When Rob Adams’ father died two years ago, he decided to take a break from practicing law to follow in his dad's footsteps by working at a car dealership.
But when he was ready to return to lawyering, Adams found a dearth of legal jobs in the bad economy.
Luckily, his legal skills will not dry up as he volunteers through a new program called CARPLS Works.
Launched last month, CARPLS Works uses unemployed and underemployed attorneys in the Chicago area to provide legal help to a growing number of low-income clients.
It's the product of CARPLS (Coordinated Advice & Referral Program for Legal Services), a legal aid service that operates a hotline and provides other help to low-income residents.
Through CARPLS Works, a marriage has been made between the increased caller volume to the CARPLS hotline and an increased number of unemployed lawyers.
“It’s a good opportunity.
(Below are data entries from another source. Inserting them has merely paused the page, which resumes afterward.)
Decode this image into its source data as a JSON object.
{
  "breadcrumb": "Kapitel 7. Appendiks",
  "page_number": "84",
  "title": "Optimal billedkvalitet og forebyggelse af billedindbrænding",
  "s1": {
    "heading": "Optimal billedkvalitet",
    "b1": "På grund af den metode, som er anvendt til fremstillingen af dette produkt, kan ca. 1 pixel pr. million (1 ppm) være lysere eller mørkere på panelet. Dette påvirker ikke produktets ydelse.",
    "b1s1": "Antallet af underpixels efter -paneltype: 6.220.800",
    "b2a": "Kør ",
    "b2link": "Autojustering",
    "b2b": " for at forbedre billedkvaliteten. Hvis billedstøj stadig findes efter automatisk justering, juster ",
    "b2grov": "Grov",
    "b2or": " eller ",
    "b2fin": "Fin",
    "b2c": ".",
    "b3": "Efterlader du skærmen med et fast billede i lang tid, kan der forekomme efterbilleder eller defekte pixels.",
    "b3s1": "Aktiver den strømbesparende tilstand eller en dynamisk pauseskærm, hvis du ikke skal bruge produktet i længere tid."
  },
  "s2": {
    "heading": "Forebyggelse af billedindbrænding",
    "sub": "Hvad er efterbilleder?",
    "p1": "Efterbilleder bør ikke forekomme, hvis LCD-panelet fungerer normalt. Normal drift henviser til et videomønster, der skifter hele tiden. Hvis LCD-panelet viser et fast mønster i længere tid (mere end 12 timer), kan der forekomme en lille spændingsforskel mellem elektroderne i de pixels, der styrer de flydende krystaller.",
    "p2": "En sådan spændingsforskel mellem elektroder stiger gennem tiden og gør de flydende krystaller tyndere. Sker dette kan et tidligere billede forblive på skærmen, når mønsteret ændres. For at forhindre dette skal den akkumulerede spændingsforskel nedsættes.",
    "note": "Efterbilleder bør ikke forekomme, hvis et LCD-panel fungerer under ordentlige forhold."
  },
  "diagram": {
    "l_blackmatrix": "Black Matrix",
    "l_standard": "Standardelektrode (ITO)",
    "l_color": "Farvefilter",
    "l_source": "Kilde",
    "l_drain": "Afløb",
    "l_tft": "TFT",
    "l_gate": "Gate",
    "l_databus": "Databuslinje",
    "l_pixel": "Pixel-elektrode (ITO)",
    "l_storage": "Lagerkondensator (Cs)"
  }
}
It’s something you can put on your resume that would have value for any prospective employer to see that, while you were out of work, you were very productive in helping to give back to your community,” says Allen Schwartz, Executive Director of CARPLS.
In response to the higher call volume, the organization decided to seek out volunteer attorneys, and posted an online job opening.
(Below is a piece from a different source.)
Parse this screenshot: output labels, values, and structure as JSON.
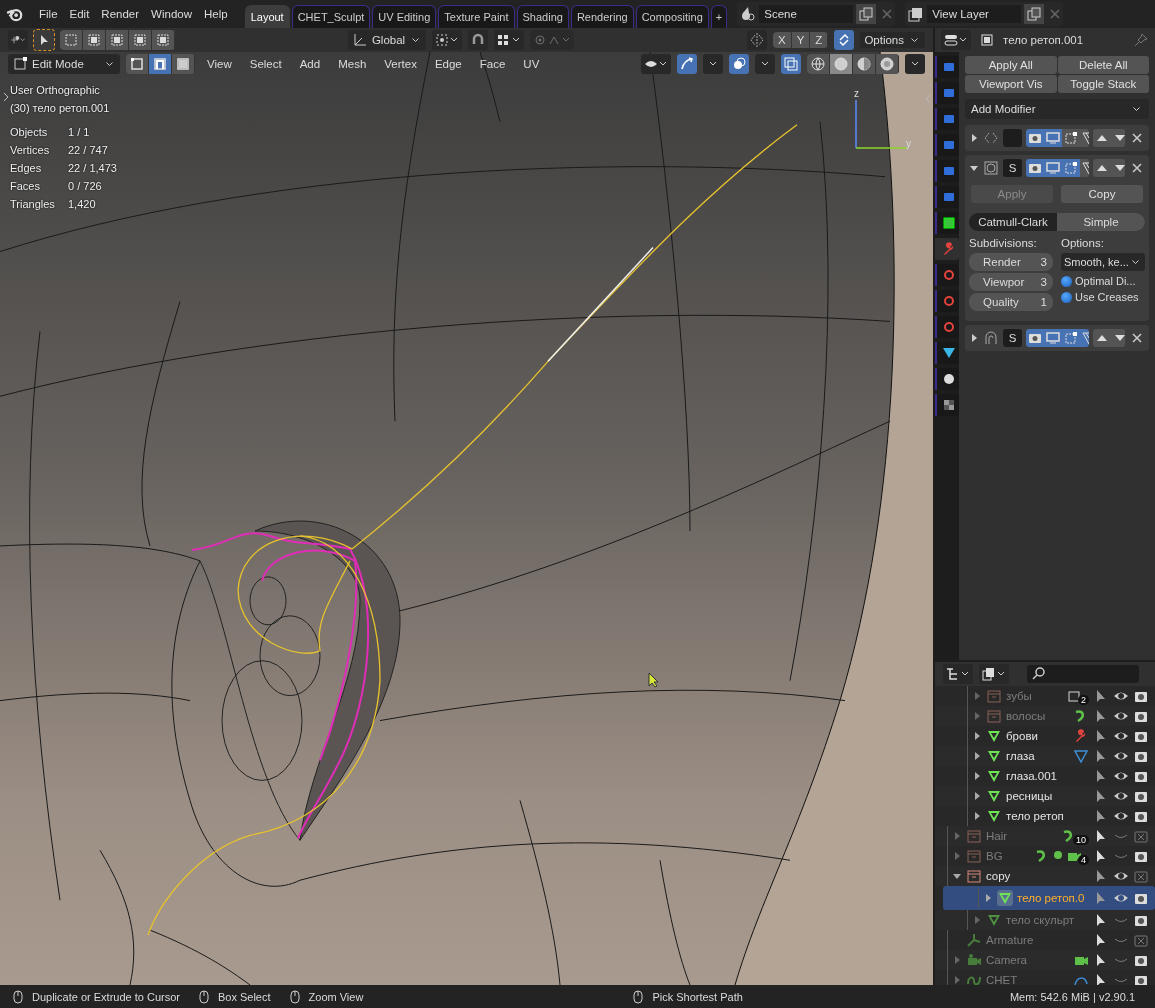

Aside from the very first answer from an anonymous out-of-work lawyer outraged at the prospect of being asked to work for free, the response was overwhelming and positive.
Seeking to fill only 40 volunteer positions, CARPLS received over 100 resumes in just a few days, and removed the job posting.
“We didn’t know what to expect,” Schwartz says. “We were very excited and pleased but after the resume deluge continued, it took a little of the pleasure out of it. We were witnessing a very large community of unemployed attorneys out there. It went from sweet to bittersweet. But, then again, we met (them) and they have been really upbeat and really positive.”
The organization trained the volunteer attorneys in the areas of landlord and tenant issues, consumer debt and family law matters.
With a commitment of only four hours a week, the attorneys are able to attend to the otherwise full-time job of finding a job.
Adams, a 31-year-old Naperville resident, is still working at the car dealership while he makes the transition back into law. He spends part of his day off during the week at CARPLS.
“This is perfect. This is a way to get back into the law, thinking like an attorney again, and get some experience that will make up for the fact that it’s been about two years since I practiced law,” says Adams.
For Kathleen Dravillas Olivi, CARPLS Works also works for her. Olivi is a mother of three who spent 18 years at the Attorney General’s office before moving her family to Southern California, where she worked in a large practice defending corporate clients. For personal reasons, the family decided to move back to Chicago, and Olivi is looking for a job while volunteering at CARPLS Works.
“It’s really good to be here because I’m learning some new areas of the law and opening my eyes a little bit wider,” says Olivi. “From the moment you turn the phones on to the moment you walk out the door, there are calls waiting. It gives you a sense of the magnitude of the problem of poverty and the problems that people face.”
The Chicago Bar Foundation, the charitable arm of the Chicago Bar Association, also sees the mutual benefit.
“It makes the best of a difficult economic situation,” says Kelly Tautges, Director of Pro Bono at the foundation. “(The lawyers) can take the time to give back to the community and utilize their skills in a meaningful way while looking for whatever they are going to do next. “
Adams, of Naperville, says: “Just coming here definitely makes everybody feel good. It helps lift everybody’s spirits a little bit."
He added: "We get folks that have nowhere else to turn. They’re always very, very grateful. They (hang up) with a smile and we hang up with a smile as well, knowing that we were able to help them in what is, obviously, a difficult time.”